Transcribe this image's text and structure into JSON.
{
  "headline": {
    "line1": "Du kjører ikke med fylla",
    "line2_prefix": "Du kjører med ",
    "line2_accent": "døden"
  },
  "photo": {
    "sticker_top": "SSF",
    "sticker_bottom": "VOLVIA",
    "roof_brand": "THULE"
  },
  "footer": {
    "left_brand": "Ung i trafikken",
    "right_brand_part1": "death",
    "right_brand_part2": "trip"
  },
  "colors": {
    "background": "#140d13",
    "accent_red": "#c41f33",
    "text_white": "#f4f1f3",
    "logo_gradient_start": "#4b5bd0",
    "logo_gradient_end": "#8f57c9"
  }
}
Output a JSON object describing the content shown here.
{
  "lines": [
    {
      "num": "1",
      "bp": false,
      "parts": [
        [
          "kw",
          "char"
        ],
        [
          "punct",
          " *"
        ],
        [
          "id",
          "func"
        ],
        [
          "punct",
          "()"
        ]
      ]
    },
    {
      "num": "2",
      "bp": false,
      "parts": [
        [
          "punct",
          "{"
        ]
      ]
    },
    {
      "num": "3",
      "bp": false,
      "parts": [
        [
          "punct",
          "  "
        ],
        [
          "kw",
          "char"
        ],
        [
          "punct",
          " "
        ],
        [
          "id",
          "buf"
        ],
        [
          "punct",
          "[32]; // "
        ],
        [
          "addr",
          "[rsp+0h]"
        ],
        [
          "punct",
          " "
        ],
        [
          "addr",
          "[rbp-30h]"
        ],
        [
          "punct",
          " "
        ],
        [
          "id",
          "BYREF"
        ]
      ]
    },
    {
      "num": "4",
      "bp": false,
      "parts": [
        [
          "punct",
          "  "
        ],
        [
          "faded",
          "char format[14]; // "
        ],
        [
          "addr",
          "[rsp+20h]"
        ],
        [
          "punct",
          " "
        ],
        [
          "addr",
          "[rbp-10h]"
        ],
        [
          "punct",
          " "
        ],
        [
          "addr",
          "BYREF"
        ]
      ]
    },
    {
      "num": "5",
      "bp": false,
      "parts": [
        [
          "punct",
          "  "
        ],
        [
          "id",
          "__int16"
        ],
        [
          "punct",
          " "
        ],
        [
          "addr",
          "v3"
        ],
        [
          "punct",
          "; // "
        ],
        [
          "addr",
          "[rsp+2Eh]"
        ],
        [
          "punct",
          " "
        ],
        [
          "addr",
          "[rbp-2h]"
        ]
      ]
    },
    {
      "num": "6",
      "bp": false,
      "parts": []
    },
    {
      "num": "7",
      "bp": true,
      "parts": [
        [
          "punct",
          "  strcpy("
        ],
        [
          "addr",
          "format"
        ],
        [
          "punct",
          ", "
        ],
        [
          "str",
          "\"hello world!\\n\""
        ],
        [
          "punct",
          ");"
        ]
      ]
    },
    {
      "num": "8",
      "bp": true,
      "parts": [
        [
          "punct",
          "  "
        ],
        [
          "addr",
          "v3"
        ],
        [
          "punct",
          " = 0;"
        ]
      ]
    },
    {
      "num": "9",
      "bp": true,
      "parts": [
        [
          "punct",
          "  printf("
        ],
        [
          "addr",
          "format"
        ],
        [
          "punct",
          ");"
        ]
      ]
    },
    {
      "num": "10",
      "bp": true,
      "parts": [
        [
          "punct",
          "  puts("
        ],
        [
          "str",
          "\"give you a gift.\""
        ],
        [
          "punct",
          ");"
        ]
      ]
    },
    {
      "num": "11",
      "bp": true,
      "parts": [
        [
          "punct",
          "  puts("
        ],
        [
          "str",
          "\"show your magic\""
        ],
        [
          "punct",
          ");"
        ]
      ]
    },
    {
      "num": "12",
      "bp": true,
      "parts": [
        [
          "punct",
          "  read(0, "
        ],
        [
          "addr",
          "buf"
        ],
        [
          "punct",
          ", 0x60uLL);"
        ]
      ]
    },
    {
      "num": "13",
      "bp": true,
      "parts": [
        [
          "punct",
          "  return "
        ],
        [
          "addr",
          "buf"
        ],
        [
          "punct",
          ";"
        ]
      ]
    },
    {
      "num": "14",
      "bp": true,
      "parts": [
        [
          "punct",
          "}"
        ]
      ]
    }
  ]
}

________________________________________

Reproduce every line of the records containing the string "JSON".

Transcribe this image's text and structure into JSON.
Output a JSON object describing the content shown here.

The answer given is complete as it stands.